Decisions are strategic substitutes when higher activity by others makes lower activity more desirable for someone. For example, going to the post office when many others choose to do so will make going there less attractive, because the presence of others will make you have to wait longer to be served. Vaccines and social distancing are good examples of strategic substitutes.
Decisions are strategic complements when higher activity by others makes higher activity more desirable for someone. Think of social media platforms like Facebook: because of network effects, having a profile on Facebook is more valuable when many others adopt Facebook. That’s why some platforms such as Facebook become very large, while others like MySpace wither and disappear.
As an example of strategic complements, consider treating your child for lice. The treatment is costly and cumbersome, and the day after, the child will be back in school where he or she will interact with other kids. Suppose that lice are widespread in the school and that other parents do not treat their children. In that case, it is likely that your child will be re-infected the very next day.
Thus, the incentive to treat your child may be modest. In contrast, if there is a concerted effort by all parents to treat their children and eradicate the lice, then you will find it privately optimal also to treat your child. In any case, the incentive to do the treatment is higher when others also do the treatment.
In terms of policy and behaviour, when decisions are strategic complements, it is easier to ensure good outcomes than under strategic substitutes. The reason is that under strategic complements, people actually have aligned incentives and everyone would be happy to go along with the best common course of action. In such cases, policy may be effective even at minimal effort. The government can simply take on a coordinating role and need not spend significant resources to change behaviour.
In contrast, when there are strategic substitutes, then policy may be more difficult to carry out and may entail using resources. This is because a policy measure can now have what’s called a crowding-out effect. Suppose, for example, that the government offers a subsidy to some people to take a vaccine. If these people take up the offer, others may be tempted to free-ride on this and thus be less willing to get vaccinated themselves. In a sense, the more the government does to achieve a good outcome, the less effort will people make to achieve these outcomes.
Where can I find out more?
Herd immunity – crucial yet irrelevant: Flavio Toxvaerd and Robert Rowthorn argue that, if feasible, herd immunity will be indispensable for overcoming the epidemic.
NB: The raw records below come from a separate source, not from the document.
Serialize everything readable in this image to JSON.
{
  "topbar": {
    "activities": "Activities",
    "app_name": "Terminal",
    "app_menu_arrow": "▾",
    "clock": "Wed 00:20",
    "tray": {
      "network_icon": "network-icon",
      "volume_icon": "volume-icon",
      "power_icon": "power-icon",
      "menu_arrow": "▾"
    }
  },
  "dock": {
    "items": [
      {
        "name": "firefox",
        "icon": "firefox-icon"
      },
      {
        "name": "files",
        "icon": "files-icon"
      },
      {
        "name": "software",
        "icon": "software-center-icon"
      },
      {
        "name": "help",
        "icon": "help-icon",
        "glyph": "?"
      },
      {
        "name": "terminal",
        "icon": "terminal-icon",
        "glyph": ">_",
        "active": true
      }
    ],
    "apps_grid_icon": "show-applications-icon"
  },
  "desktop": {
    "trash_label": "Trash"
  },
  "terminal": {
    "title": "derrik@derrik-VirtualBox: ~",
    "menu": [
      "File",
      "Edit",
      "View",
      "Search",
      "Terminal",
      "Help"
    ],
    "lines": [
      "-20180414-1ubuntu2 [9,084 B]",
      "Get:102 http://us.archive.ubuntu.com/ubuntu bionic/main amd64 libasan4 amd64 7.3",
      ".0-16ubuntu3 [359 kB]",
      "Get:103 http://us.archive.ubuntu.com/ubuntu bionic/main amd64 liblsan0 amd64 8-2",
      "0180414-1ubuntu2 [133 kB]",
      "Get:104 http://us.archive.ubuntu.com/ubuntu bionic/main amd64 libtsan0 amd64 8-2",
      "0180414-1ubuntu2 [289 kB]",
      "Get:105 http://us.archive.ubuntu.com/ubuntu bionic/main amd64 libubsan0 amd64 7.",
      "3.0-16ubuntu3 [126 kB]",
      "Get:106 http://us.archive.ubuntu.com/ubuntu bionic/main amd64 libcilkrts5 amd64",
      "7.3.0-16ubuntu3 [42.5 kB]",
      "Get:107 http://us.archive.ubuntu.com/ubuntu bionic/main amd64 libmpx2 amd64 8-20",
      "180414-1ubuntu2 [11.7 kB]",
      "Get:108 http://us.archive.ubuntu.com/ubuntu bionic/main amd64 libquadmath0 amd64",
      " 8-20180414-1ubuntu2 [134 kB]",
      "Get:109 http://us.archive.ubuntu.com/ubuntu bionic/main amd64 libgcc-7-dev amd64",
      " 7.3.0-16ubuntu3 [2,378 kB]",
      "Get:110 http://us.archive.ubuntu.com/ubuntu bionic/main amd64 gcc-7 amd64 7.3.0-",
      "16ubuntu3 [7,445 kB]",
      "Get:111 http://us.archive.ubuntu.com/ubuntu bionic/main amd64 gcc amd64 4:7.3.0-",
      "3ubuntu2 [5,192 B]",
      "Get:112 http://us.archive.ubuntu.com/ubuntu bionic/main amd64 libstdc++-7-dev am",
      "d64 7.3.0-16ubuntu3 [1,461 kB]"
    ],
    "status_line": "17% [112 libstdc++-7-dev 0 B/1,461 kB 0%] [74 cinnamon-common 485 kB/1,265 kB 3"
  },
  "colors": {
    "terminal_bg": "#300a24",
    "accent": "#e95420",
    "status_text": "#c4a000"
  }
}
But when formulating optimal health interventions, society should adopt a holistic approach and carefully trade-off all the different aspects that affect social wellbeing, including both health and economic outcomes.
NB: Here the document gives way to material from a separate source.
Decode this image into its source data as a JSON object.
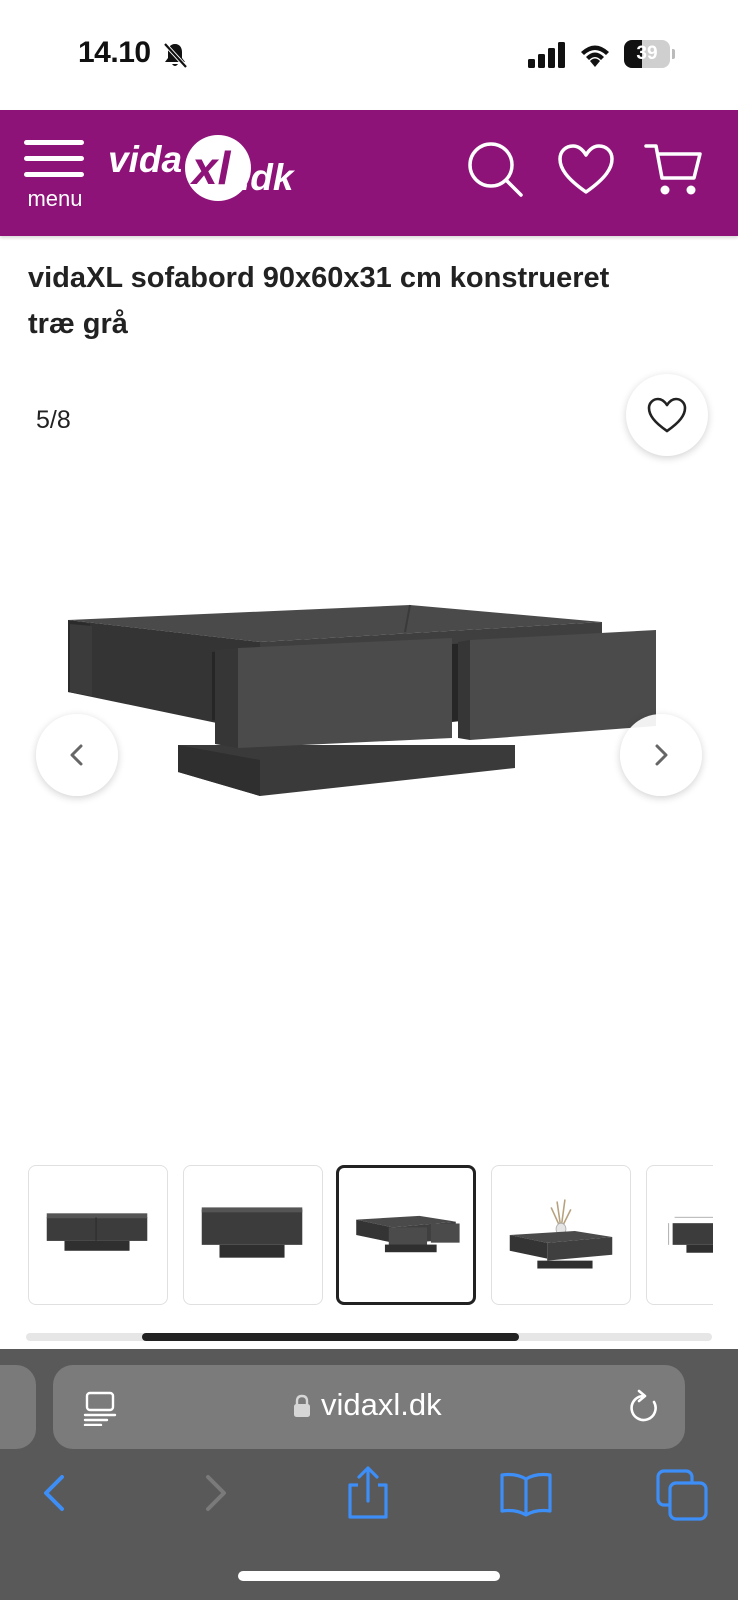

Economics Nobel laureate Joseph Stiglitz’s introduction to the World Bank book, Confronting AIDS, published by Oxford University Press.
Who are experts on this question?
- Flavio Toxvaerd at the University of Cambridge has published research on the economics of infectious diseases, with an emphasis on behavioural responses, social distancing and lockdowns and vaccination and treatment strategies.
- Pierre-Yves Geoffard at the Paris School of Economics is a specialist in the economics of infection and has published important early papers on the topic.
- Mark Gersovitz at Johns Hopkins University is a specialist in the economics of infection and has published widely on the topic.
- Eli Fenichel at Yale University has published widely on behavioural epidemiology and economic control of infections.
- Frederick Chen at Wake Forest University has published widely on the economics of vaccination and social distancing.